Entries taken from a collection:

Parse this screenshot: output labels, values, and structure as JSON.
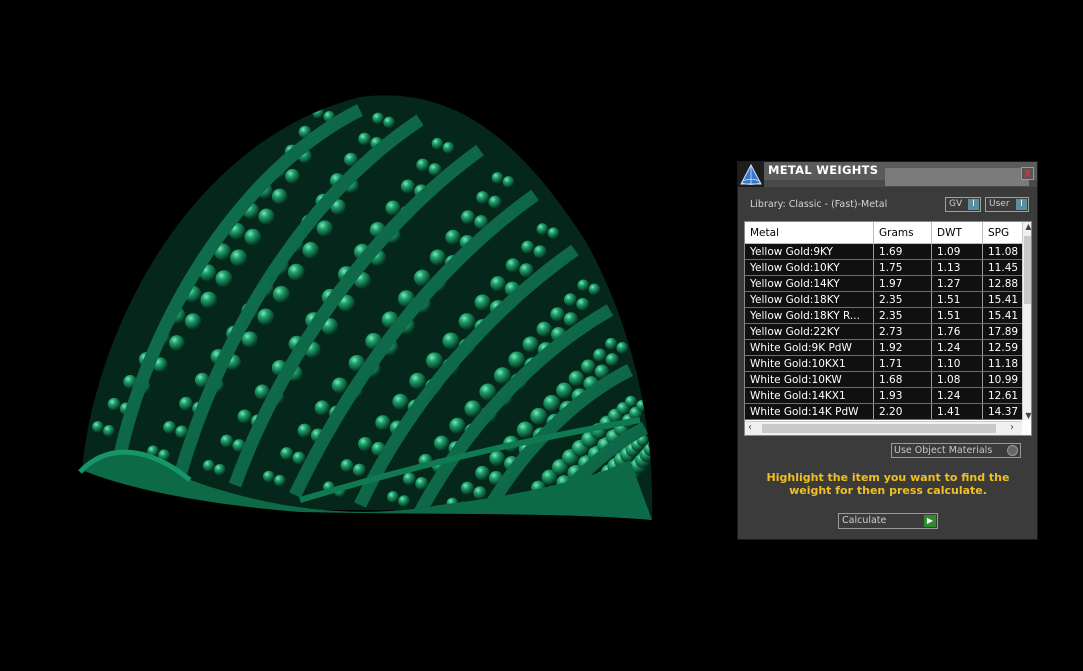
{
  "panel": {
    "title": "METAL WEIGHTS",
    "close_label": "X",
    "library_label": "Library: Classic - (Fast)-Metal",
    "gv_toggle": "GV",
    "user_toggle": "User",
    "toggle_knob": "I"
  },
  "table": {
    "headers": {
      "metal": "Metal",
      "grams": "Grams",
      "dwt": "DWT",
      "spg": "SPG"
    },
    "rows": [
      {
        "metal": "Yellow Gold:9KY",
        "grams": "1.69",
        "dwt": "1.09",
        "spg": "11.08"
      },
      {
        "metal": "Yellow Gold:10KY",
        "grams": "1.75",
        "dwt": "1.13",
        "spg": "11.45"
      },
      {
        "metal": "Yellow Gold:14KY",
        "grams": "1.97",
        "dwt": "1.27",
        "spg": "12.88"
      },
      {
        "metal": "Yellow Gold:18KY",
        "grams": "2.35",
        "dwt": "1.51",
        "spg": "15.41"
      },
      {
        "metal": "Yellow Gold:18KY R...",
        "grams": "2.35",
        "dwt": "1.51",
        "spg": "15.41"
      },
      {
        "metal": "Yellow Gold:22KY",
        "grams": "2.73",
        "dwt": "1.76",
        "spg": "17.89"
      },
      {
        "metal": "White Gold:9K PdW",
        "grams": "1.92",
        "dwt": "1.24",
        "spg": "12.59"
      },
      {
        "metal": "White Gold:10KX1",
        "grams": "1.71",
        "dwt": "1.10",
        "spg": "11.18"
      },
      {
        "metal": "White Gold:10KW",
        "grams": "1.68",
        "dwt": "1.08",
        "spg": "10.99"
      },
      {
        "metal": "White Gold:14KX1",
        "grams": "1.93",
        "dwt": "1.24",
        "spg": "12.61"
      },
      {
        "metal": "White Gold:14K PdW",
        "grams": "2.20",
        "dwt": "1.41",
        "spg": "14.37"
      }
    ]
  },
  "use_object_materials": "Use Object Materials",
  "instruction": "Highlight the item you want to find the weight for then press calculate.",
  "calculate_label": "Calculate",
  "colors": {
    "panel": "#3b3b3b",
    "instruction": "#f0c020",
    "model": "#0f6e4a"
  }
}
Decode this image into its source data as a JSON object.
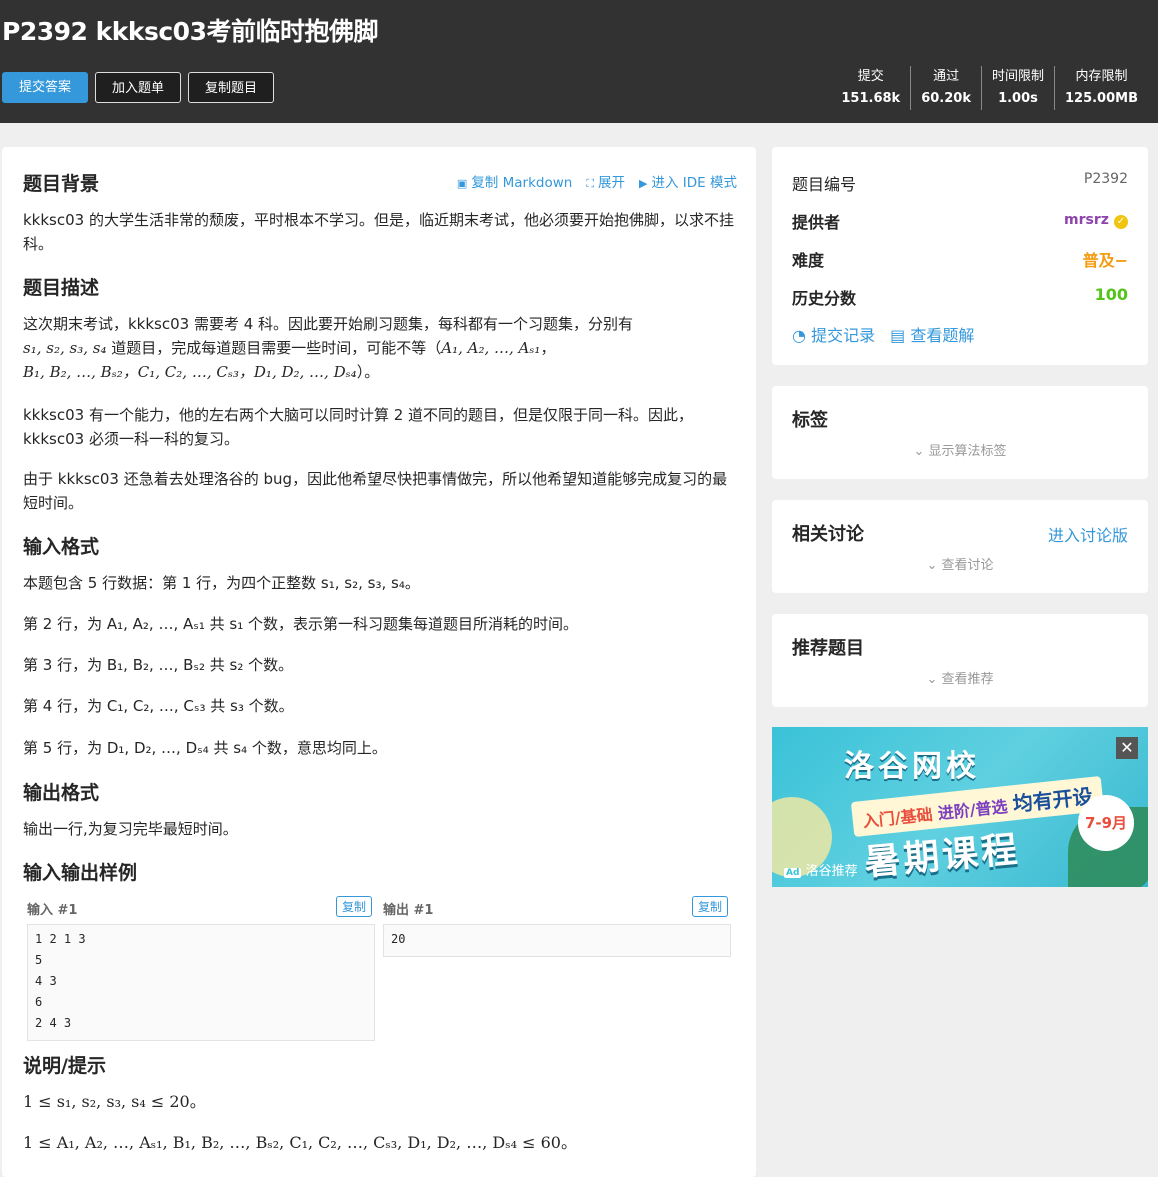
{
  "header": {
    "title": "P2392 kkksc03考前临时抱佛脚",
    "buttons": {
      "submit": "提交答案",
      "add_list": "加入题单",
      "copy": "复制题目"
    },
    "stats": [
      {
        "label": "提交",
        "value": "151.68k"
      },
      {
        "label": "通过",
        "value": "60.20k"
      },
      {
        "label": "时间限制",
        "value": "1.00s"
      },
      {
        "label": "内存限制",
        "value": "125.00MB"
      }
    ]
  },
  "toolbar": {
    "copy_md": "复制 Markdown",
    "expand": "展开",
    "ide": "进入 IDE 模式"
  },
  "sections": {
    "background_title": "题目背景",
    "background_text": "kkksc03 的大学生活非常的颓废，平时根本不学习。但是，临近期末考试，他必须要开始抱佛脚，以求不挂科。",
    "desc_title": "题目描述",
    "desc_p1a": "这次期末考试，kkksc03 需要考 4 科。因此要开始刷习题集，每科都有一个习题集，分别有",
    "desc_p1b": "s₁, s₂, s₃, s₄",
    "desc_p1c": " 道题目，完成每道题目需要一些时间，可能不等（",
    "desc_p1d": "A₁, A₂, …, Aₛ₁",
    "desc_p1e": "，",
    "desc_p1f": "B₁, B₂, …, Bₛ₂，C₁, C₂, …, Cₛ₃，D₁, D₂, …, Dₛ₄",
    "desc_p1g": "）。",
    "desc_p2": "kkksc03 有一个能力，他的左右两个大脑可以同时计算 2 道不同的题目，但是仅限于同一科。因此，kkksc03 必须一科一科的复习。",
    "desc_p3": "由于 kkksc03 还急着去处理洛谷的 bug，因此他希望尽快把事情做完，所以他希望知道能够完成复习的最短时间。",
    "input_title": "输入格式",
    "input_l1": "本题包含 5 行数据：第 1 行，为四个正整数 s₁, s₂, s₃, s₄。",
    "input_l2": "第 2 行，为 A₁, A₂, …, Aₛ₁ 共 s₁ 个数，表示第一科习题集每道题目所消耗的时间。",
    "input_l3": "第 3 行，为 B₁, B₂, …, Bₛ₂ 共 s₂ 个数。",
    "input_l4": "第 4 行，为 C₁, C₂, …, Cₛ₃ 共 s₃ 个数。",
    "input_l5": "第 5 行，为 D₁, D₂, …, Dₛ₄ 共 s₄ 个数，意思均同上。",
    "output_title": "输出格式",
    "output_text": "输出一行,为复习完毕最短时间。",
    "samples_title": "输入输出样例",
    "input_label": "输入 #1",
    "output_label": "输出 #1",
    "copy_label": "复制",
    "sample_in": "1 2 1 3\n5\n4 3\n6\n2 4 3",
    "sample_out": "20",
    "hint_title": "说明/提示",
    "hint_l1": "1 ≤ s₁, s₂, s₃, s₄ ≤ 20。",
    "hint_l2": "1 ≤ A₁, A₂, …, Aₛ₁, B₁, B₂, …, Bₛ₂, C₁, C₂, …, Cₛ₃, D₁, D₂, …, Dₛ₄ ≤ 60。"
  },
  "info": {
    "id_label": "题目编号",
    "id_value": "P2392",
    "provider_label": "提供者",
    "provider_value": "mrsrz",
    "difficulty_label": "难度",
    "difficulty_value": "普及−",
    "score_label": "历史分数",
    "score_value": "100",
    "records": "提交记录",
    "solutions": "查看题解"
  },
  "tags": {
    "title": "标签",
    "toggle": "显示算法标签"
  },
  "discuss": {
    "title": "相关讨论",
    "link": "进入讨论版",
    "toggle": "查看讨论"
  },
  "recommend": {
    "title": "推荐题目",
    "toggle": "查看推荐"
  },
  "ad": {
    "brand": "洛谷网校",
    "line1a": "入门/基础",
    "line1b": "进阶/普选",
    "line1c": "均有开设",
    "badge": "7-9月",
    "main": "暑期课程",
    "tag": "洛谷推荐",
    "ad_mark": "Ad"
  },
  "colors": {
    "accent": "#3498db",
    "provider": "#8e44ad",
    "difficulty": "#f39c11",
    "score": "#52c41a"
  }
}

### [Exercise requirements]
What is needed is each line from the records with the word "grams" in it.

### [The completed task]
      "grams": "Grams",
        "grams": "1.69",
        "grams": "1.75",
        "grams": "1.97",
        "grams": "2.35",
        "grams": "2.35",
        "grams": "2.73",
        "grams": "1.92",
        "grams": "1.71",
        "grams": "1.68",
        "grams": "1.93",
        "grams": "2.20",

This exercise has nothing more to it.